▸ **WORK TASK**:
Sort through the material below and copy each line with "content".
• • • •
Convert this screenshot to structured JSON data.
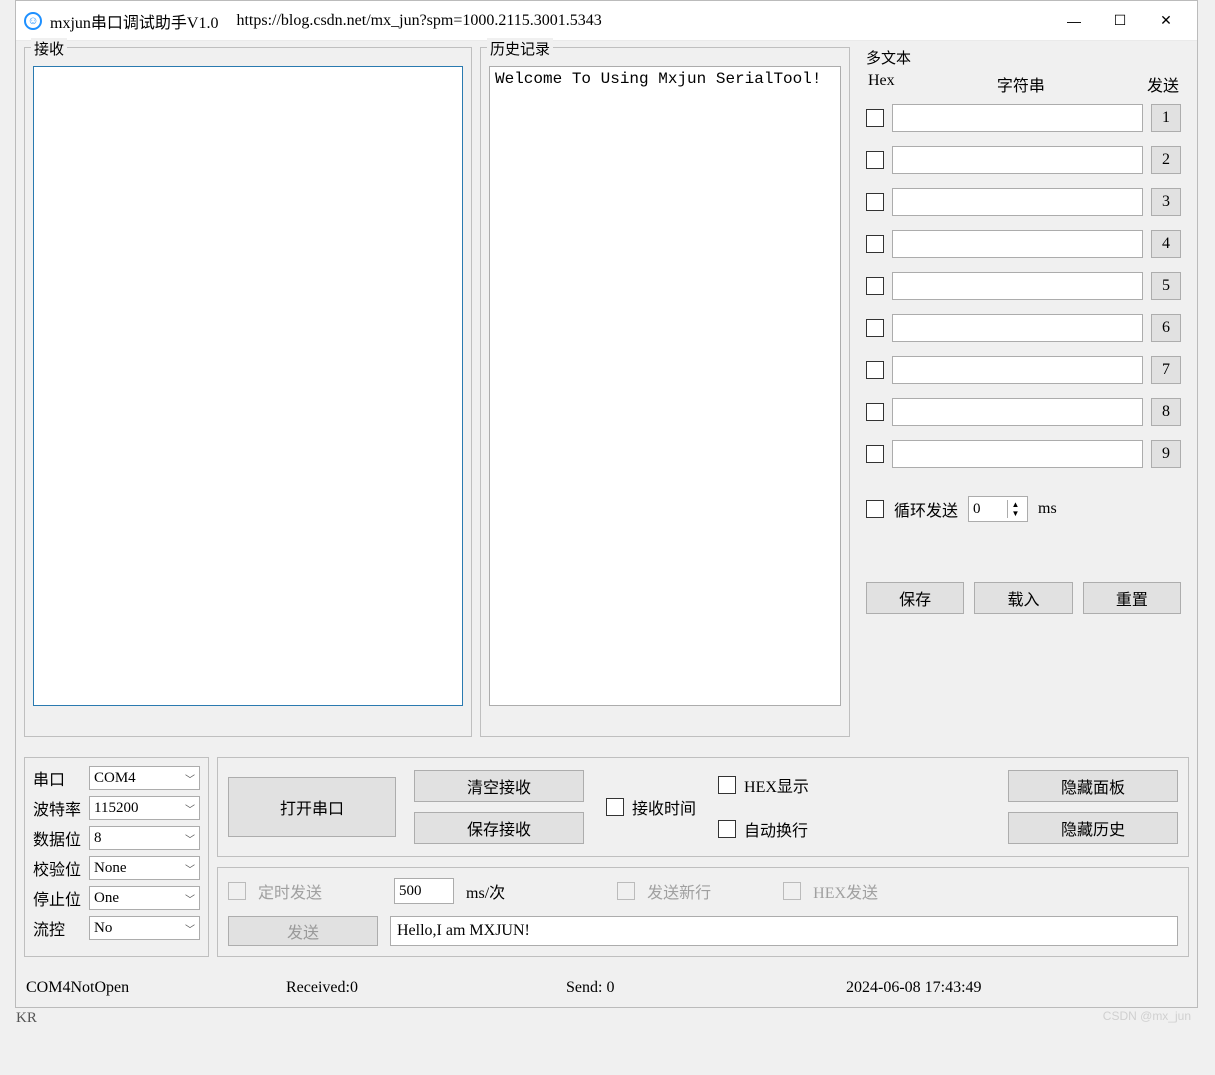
{
  "titlebar": {
    "title": "mxjun串口调试助手V1.0",
    "url": "https://blog.csdn.net/mx_jun?spm=1000.2115.3001.5343"
  },
  "receive": {
    "title": "接收",
    "content": ""
  },
  "history": {
    "title": "历史记录",
    "content": "Welcome To Using Mxjun SerialTool!"
  },
  "multi": {
    "title": "多文本",
    "hdr_hex": "Hex",
    "hdr_str": "字符串",
    "hdr_send": "发送",
    "rows": [
      {
        "n": "1",
        "v": ""
      },
      {
        "n": "2",
        "v": ""
      },
      {
        "n": "3",
        "v": ""
      },
      {
        "n": "4",
        "v": ""
      },
      {
        "n": "5",
        "v": ""
      },
      {
        "n": "6",
        "v": ""
      },
      {
        "n": "7",
        "v": ""
      },
      {
        "n": "8",
        "v": ""
      },
      {
        "n": "9",
        "v": ""
      }
    ],
    "loop_label": "循环发送",
    "loop_value": "0",
    "loop_unit": "ms",
    "btn_save": "保存",
    "btn_load": "载入",
    "btn_reset": "重置"
  },
  "port": {
    "l_port": "串口",
    "v_port": "COM4",
    "l_baud": "波特率",
    "v_baud": "115200",
    "l_data": "数据位",
    "v_data": "8",
    "l_parity": "校验位",
    "v_parity": "None",
    "l_stop": "停止位",
    "v_stop": "One",
    "l_flow": "流控",
    "v_flow": "No"
  },
  "ctrl": {
    "open": "打开串口",
    "clear_recv": "清空接收",
    "save_recv": "保存接收",
    "recv_time": "接收时间",
    "hex_show": "HEX显示",
    "auto_wrap": "自动换行",
    "hide_panel": "隐藏面板",
    "hide_history": "隐藏历史"
  },
  "send": {
    "timed_label": "定时发送",
    "interval": "500",
    "interval_unit": "ms/次",
    "newline": "发送新行",
    "hex_send": "HEX发送",
    "send_btn": "发送",
    "send_text": "Hello,I am MXJUN!"
  },
  "status": {
    "port": "COM4NotOpen",
    "recv": "Received:0",
    "send": "Send: 0",
    "time": "2024-06-08  17:43:49"
  },
  "watermark": "CSDN @mx_jun",
  "below": "KR"
}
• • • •
▸ **TASK ANSWER**:
    "content": ""
    "content": "Welcome To Using Mxjun SerialTool!"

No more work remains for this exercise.